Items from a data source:
*****

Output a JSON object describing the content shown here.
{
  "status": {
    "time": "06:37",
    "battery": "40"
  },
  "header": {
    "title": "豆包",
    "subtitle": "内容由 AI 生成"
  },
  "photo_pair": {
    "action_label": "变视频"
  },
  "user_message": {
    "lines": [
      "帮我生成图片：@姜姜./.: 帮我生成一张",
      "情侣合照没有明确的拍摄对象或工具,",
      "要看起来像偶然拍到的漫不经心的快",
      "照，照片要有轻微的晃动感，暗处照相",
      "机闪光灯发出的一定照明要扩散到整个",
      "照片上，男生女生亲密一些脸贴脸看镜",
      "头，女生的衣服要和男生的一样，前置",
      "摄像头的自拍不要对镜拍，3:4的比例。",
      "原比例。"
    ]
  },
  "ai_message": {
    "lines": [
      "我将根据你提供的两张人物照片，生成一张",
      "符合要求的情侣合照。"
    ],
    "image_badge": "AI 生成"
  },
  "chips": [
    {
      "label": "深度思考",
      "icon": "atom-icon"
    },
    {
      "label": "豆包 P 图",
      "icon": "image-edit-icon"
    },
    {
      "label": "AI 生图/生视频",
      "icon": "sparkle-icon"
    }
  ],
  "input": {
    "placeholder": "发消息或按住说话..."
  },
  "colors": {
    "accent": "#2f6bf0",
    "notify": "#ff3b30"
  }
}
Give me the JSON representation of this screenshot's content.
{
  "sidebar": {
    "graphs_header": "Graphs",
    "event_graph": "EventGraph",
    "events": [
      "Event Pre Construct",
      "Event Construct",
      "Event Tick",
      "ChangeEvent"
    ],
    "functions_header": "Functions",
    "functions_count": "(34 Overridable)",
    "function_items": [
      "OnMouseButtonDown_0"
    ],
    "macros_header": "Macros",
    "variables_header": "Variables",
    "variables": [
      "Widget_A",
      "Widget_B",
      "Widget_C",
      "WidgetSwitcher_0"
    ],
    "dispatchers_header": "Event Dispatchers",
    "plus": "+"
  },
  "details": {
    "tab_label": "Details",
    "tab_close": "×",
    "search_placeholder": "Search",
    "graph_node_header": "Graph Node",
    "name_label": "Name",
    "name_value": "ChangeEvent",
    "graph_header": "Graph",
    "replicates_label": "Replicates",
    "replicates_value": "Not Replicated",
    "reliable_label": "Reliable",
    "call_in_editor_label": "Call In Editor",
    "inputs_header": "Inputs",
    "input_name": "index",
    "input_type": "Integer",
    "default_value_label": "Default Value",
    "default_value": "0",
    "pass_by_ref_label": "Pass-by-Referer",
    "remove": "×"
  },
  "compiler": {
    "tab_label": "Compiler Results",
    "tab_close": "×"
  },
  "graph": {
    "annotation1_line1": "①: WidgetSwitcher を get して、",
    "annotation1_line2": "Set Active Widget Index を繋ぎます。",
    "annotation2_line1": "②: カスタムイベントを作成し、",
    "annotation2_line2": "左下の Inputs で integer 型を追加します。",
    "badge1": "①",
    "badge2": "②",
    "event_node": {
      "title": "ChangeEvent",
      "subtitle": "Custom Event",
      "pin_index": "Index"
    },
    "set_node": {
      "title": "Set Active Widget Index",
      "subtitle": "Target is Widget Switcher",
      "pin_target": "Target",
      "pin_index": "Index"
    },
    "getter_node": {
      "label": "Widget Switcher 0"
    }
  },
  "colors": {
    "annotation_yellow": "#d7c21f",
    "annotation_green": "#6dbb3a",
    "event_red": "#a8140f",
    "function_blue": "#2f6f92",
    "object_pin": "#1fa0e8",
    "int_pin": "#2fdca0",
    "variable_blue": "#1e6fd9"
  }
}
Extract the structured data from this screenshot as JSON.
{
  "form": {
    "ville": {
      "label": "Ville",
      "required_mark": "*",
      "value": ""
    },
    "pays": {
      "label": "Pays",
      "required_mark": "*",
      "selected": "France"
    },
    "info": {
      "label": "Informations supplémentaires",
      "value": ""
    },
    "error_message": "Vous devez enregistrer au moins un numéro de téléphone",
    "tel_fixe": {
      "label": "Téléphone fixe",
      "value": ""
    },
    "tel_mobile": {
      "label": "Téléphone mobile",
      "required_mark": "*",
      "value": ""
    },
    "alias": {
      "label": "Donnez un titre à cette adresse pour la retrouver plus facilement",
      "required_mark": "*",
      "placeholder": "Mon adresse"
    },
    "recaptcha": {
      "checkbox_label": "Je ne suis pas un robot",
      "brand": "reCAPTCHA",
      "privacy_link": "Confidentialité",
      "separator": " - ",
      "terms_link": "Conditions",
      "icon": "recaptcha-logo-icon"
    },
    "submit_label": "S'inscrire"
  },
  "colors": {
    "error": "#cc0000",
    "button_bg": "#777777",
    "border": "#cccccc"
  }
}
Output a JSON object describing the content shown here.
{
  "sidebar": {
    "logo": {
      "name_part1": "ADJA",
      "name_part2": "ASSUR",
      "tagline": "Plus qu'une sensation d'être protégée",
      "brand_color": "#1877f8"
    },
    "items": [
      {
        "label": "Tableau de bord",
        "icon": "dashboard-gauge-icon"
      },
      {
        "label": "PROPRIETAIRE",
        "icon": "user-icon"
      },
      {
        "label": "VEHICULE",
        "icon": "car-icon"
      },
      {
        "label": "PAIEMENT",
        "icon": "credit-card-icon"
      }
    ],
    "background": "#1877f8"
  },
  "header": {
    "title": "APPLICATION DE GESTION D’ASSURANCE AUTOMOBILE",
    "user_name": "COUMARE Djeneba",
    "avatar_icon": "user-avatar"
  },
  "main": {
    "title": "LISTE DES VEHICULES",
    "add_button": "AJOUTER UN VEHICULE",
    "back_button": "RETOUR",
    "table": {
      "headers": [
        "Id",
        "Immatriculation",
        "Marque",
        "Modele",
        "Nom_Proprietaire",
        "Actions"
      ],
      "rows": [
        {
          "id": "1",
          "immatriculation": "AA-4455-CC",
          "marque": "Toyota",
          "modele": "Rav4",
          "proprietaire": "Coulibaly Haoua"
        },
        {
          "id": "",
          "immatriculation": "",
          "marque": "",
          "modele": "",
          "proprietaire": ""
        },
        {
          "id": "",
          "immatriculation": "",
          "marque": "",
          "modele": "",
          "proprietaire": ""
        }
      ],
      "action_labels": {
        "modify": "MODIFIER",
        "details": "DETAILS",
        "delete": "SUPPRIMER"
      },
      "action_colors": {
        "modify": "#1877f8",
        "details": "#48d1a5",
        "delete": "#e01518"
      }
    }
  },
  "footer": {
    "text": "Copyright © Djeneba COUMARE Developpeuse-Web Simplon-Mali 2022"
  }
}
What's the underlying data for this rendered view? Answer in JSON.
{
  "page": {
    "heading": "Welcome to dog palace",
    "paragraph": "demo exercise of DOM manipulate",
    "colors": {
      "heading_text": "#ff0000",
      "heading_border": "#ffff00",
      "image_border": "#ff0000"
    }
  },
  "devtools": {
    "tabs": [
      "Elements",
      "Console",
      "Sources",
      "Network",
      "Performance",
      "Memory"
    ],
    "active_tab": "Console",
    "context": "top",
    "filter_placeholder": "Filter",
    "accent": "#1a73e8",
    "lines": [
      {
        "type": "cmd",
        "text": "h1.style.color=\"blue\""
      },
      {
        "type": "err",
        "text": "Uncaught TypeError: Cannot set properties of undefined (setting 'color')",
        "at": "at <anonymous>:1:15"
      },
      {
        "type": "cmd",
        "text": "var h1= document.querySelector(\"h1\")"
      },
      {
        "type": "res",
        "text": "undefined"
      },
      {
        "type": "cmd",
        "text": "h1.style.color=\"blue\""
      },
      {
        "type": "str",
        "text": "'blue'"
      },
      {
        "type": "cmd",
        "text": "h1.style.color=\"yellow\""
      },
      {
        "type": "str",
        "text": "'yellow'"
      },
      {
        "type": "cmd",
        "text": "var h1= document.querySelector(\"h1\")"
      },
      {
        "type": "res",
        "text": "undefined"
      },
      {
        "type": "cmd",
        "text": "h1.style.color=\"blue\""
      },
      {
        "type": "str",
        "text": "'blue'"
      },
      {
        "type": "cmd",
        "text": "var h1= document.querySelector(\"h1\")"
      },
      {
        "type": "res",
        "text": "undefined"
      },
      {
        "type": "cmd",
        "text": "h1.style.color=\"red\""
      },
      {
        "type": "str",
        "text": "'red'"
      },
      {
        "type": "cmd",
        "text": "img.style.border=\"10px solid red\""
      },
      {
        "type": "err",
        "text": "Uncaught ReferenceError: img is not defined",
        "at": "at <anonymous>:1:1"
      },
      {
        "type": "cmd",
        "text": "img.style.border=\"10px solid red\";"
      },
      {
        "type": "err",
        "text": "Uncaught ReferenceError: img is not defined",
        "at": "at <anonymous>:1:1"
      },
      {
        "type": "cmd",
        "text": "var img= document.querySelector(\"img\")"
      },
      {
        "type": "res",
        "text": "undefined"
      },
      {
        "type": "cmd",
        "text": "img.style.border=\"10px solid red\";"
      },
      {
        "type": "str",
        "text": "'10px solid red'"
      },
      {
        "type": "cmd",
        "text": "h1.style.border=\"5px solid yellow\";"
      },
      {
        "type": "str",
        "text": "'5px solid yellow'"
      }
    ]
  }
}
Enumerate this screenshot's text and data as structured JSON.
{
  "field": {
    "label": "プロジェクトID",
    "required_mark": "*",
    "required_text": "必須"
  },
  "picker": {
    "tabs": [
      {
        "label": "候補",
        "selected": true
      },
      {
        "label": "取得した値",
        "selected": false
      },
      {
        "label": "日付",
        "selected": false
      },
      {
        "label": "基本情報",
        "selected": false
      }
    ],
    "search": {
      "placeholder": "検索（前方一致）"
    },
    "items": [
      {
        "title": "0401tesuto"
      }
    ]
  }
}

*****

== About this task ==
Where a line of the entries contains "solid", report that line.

== Written response ==
        "text": "img.style.border=\"10px solid red\""
        "text": "img.style.border=\"10px solid red\";"
        "text": "img.style.border=\"10px solid red\";"
        "text": "'10px solid red'"
        "text": "h1.style.border=\"5px solid yellow\";"
        "text": "'5px solid yellow'"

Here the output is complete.